Make a tally of the lines in the records that include the string "ImportBeanDefinitionRegistrar", and give only that number.

....

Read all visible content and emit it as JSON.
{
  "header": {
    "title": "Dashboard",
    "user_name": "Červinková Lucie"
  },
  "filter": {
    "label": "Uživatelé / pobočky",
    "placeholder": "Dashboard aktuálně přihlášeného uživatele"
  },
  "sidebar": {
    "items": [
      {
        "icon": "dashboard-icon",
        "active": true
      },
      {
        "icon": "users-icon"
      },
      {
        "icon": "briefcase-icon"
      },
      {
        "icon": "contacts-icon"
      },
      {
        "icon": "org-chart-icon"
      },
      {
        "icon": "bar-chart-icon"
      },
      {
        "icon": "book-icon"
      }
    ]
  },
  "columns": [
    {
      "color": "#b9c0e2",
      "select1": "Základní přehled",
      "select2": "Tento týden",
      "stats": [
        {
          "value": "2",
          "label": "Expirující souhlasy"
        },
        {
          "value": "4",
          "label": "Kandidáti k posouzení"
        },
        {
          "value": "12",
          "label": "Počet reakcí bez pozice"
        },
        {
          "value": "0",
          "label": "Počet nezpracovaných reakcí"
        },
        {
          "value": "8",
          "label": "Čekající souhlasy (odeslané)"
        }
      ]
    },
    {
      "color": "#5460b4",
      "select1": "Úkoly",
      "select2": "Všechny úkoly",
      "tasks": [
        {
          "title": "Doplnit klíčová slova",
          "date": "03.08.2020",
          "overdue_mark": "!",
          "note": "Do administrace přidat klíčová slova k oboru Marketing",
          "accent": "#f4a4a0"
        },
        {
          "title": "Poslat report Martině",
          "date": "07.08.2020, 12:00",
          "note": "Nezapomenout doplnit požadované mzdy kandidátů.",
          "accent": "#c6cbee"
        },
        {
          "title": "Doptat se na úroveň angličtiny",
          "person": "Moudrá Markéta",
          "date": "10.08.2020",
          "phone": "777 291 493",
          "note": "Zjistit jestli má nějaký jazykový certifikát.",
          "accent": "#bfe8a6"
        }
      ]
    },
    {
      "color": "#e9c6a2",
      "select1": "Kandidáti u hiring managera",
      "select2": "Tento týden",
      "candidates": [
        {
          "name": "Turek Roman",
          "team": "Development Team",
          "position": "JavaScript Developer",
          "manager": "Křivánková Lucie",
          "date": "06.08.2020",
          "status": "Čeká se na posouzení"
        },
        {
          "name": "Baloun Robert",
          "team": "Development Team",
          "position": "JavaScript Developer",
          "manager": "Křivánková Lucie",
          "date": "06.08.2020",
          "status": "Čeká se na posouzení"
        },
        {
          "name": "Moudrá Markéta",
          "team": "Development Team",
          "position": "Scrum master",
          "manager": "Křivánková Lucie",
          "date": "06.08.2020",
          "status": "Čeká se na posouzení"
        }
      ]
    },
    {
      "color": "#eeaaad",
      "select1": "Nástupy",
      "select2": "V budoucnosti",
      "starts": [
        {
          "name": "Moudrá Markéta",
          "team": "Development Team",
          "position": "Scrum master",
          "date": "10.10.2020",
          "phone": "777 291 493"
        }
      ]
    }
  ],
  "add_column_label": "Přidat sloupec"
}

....

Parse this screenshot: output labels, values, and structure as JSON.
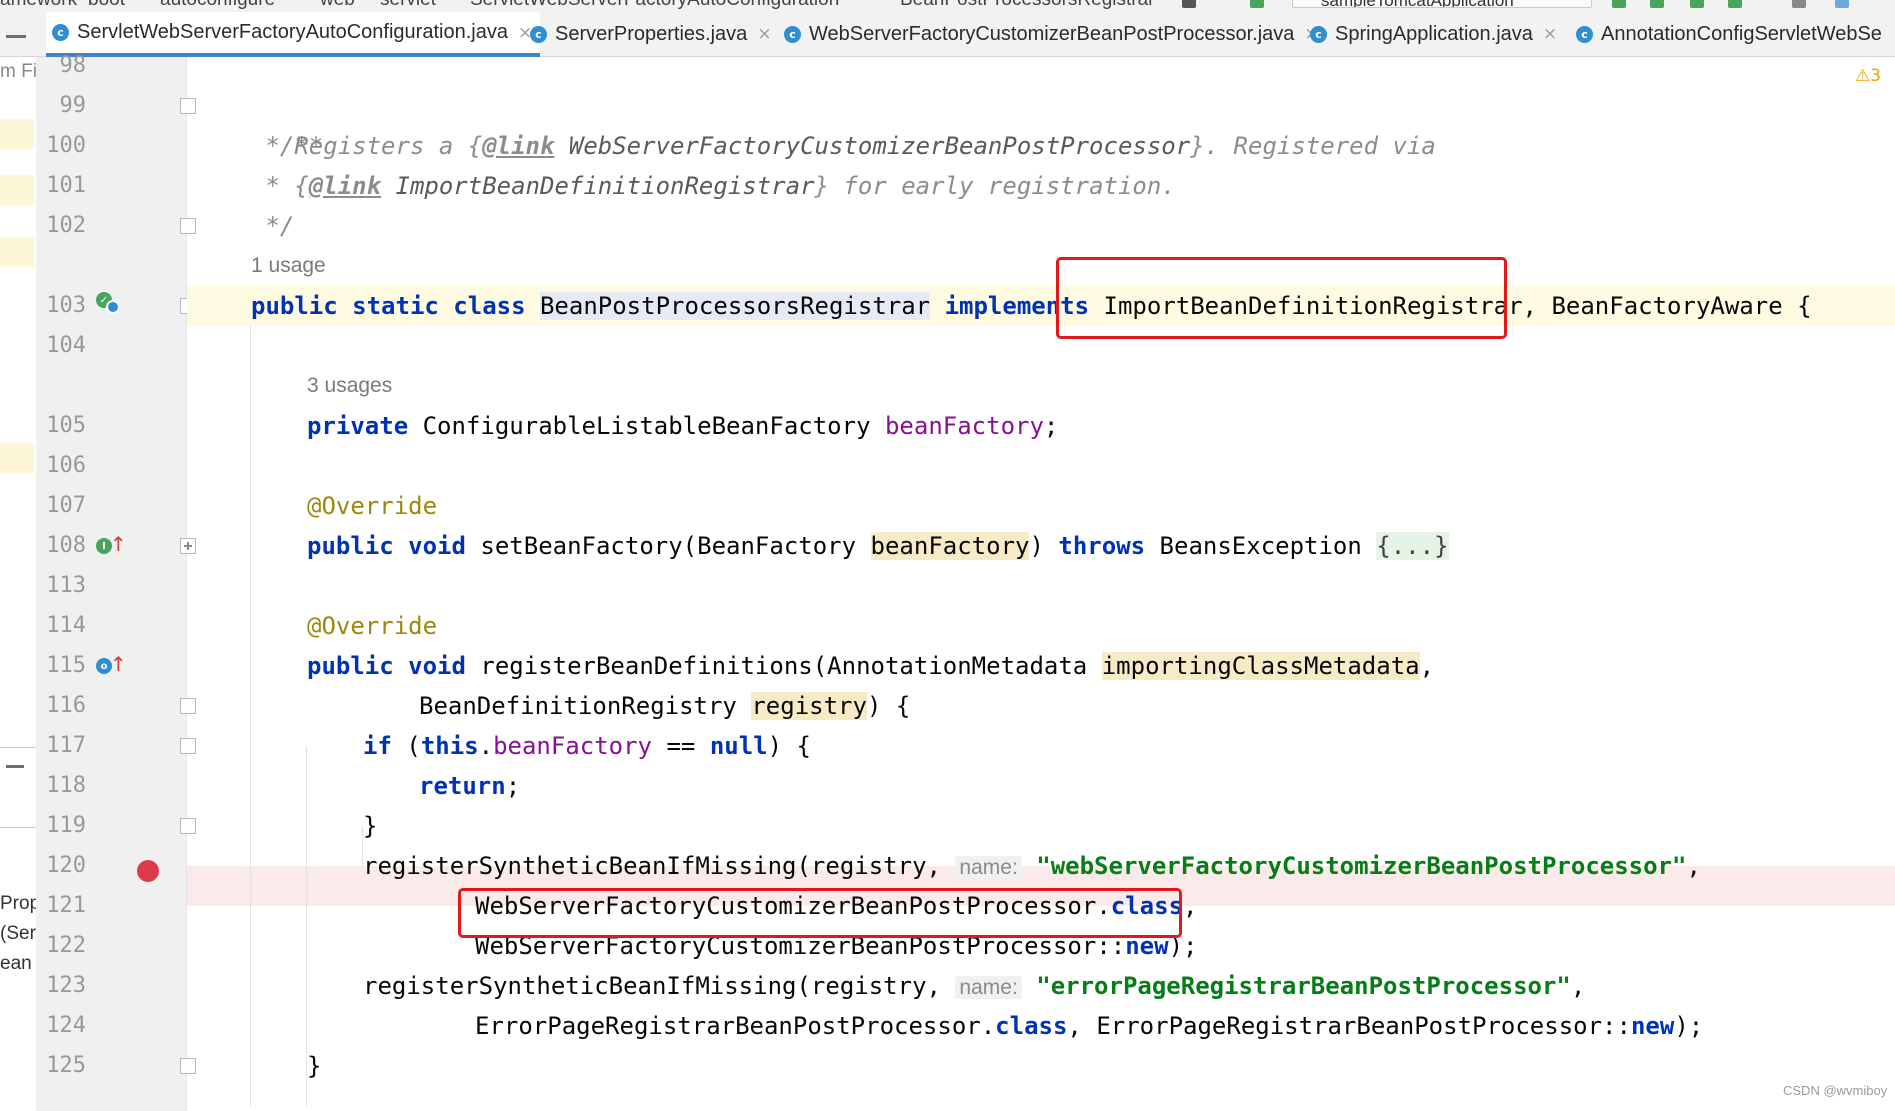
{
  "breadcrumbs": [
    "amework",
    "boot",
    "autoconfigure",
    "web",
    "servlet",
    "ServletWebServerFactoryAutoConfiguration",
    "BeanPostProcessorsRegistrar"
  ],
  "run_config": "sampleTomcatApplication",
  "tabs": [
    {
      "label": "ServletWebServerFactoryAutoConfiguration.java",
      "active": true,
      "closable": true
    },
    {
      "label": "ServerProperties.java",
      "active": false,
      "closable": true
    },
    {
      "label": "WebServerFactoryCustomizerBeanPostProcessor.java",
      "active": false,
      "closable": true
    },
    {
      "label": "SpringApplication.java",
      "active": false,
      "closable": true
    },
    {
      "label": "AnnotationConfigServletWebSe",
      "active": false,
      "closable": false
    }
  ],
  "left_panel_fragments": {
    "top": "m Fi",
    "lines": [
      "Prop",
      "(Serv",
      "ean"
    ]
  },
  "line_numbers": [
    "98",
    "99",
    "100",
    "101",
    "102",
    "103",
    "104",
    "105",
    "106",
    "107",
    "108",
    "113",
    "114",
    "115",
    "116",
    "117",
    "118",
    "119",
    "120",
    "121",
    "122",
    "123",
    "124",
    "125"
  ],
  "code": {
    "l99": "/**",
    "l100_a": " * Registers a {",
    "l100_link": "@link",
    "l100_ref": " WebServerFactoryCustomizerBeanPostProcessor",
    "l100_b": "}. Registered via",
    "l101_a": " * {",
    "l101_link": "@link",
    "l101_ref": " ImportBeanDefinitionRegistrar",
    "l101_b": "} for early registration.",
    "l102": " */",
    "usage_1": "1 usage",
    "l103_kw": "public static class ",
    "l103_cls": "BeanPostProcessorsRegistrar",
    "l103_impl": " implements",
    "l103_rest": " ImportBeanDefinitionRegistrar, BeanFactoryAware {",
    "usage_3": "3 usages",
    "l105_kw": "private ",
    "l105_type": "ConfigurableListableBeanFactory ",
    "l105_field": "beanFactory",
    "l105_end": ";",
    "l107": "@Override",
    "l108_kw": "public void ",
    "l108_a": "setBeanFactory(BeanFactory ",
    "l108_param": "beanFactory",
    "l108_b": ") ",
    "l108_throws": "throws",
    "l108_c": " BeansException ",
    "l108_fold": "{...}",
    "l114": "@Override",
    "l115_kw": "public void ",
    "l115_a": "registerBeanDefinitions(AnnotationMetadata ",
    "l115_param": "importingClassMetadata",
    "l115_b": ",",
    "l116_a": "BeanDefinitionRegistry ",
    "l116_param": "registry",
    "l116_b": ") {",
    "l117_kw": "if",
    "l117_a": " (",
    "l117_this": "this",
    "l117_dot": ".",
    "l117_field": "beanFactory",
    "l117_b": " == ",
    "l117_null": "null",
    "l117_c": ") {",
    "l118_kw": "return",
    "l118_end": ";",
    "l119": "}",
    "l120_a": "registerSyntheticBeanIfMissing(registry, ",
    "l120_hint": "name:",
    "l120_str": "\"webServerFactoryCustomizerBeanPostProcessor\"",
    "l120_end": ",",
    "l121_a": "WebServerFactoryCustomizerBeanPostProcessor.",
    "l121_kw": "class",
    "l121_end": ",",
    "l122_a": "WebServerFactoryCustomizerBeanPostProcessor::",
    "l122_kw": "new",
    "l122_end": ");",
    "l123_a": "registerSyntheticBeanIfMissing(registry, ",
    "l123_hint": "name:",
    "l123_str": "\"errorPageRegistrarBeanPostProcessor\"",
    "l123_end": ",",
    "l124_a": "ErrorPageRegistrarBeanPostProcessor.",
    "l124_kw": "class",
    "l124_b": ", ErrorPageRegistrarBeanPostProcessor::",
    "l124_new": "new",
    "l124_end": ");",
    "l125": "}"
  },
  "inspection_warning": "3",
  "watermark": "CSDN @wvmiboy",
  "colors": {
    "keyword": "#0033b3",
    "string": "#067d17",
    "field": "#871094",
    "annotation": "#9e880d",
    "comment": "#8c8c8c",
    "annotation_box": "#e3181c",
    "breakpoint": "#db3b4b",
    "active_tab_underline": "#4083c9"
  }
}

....

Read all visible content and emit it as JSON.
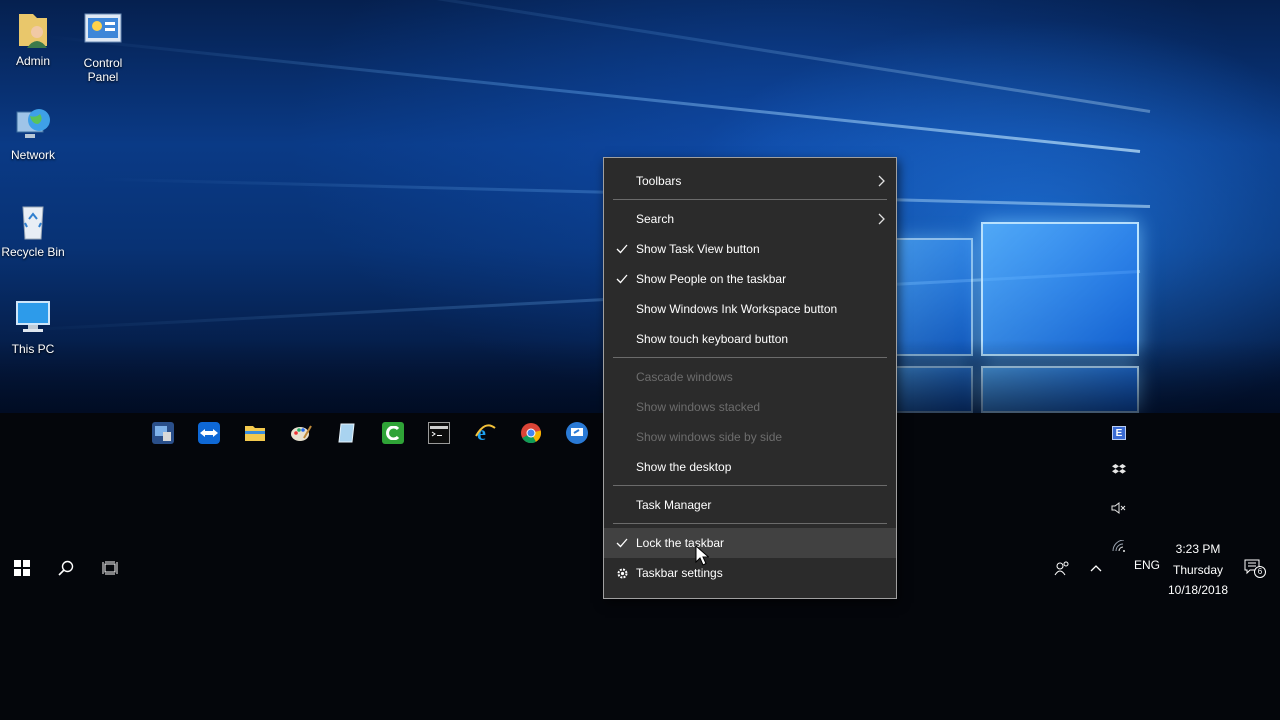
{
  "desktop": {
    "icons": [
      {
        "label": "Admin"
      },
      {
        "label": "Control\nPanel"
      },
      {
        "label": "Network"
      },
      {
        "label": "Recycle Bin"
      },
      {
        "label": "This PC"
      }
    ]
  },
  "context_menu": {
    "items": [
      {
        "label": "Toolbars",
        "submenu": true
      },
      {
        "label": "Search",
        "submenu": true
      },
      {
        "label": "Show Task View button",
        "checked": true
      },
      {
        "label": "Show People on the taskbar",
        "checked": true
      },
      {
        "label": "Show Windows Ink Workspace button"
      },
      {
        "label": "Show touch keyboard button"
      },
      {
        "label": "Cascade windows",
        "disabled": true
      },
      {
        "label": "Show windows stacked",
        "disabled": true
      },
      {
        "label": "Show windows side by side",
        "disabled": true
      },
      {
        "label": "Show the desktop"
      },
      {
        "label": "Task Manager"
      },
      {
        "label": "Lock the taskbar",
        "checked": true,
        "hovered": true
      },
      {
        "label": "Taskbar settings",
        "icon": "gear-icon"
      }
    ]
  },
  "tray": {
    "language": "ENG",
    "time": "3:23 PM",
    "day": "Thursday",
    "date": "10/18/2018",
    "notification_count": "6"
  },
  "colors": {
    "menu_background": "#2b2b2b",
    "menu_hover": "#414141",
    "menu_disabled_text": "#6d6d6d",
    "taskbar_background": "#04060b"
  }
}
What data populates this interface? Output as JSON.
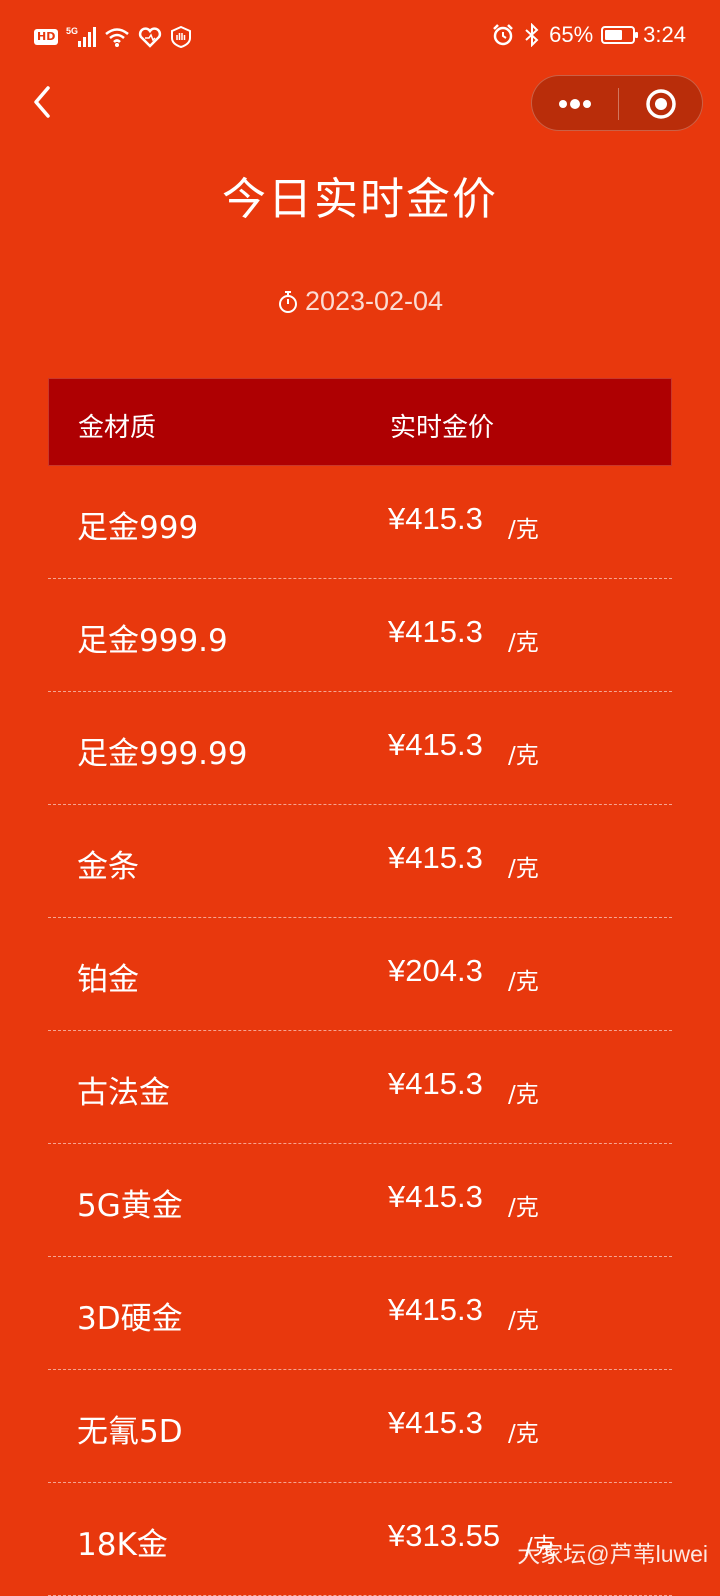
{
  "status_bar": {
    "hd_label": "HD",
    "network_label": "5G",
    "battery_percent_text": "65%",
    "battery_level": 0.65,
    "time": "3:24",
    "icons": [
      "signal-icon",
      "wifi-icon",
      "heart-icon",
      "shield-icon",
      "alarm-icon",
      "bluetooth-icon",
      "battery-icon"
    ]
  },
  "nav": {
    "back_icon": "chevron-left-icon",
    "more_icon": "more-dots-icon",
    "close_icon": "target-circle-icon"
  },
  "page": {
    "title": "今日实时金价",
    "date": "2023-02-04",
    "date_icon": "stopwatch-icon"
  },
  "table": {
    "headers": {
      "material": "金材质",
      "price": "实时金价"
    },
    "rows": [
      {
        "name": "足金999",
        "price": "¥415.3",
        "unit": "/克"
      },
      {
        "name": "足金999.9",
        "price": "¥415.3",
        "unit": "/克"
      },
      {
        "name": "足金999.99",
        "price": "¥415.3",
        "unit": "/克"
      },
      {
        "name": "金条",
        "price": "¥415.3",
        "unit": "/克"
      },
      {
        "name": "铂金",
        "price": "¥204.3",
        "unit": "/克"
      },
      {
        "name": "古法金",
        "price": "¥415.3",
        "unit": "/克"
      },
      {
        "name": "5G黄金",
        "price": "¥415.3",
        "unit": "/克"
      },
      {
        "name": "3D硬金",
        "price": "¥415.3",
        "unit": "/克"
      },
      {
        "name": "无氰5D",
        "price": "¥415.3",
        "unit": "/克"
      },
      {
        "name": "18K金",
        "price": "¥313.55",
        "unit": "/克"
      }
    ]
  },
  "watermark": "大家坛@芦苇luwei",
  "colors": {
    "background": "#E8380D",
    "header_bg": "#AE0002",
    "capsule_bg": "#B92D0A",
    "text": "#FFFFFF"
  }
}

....

* **Answer section**: 2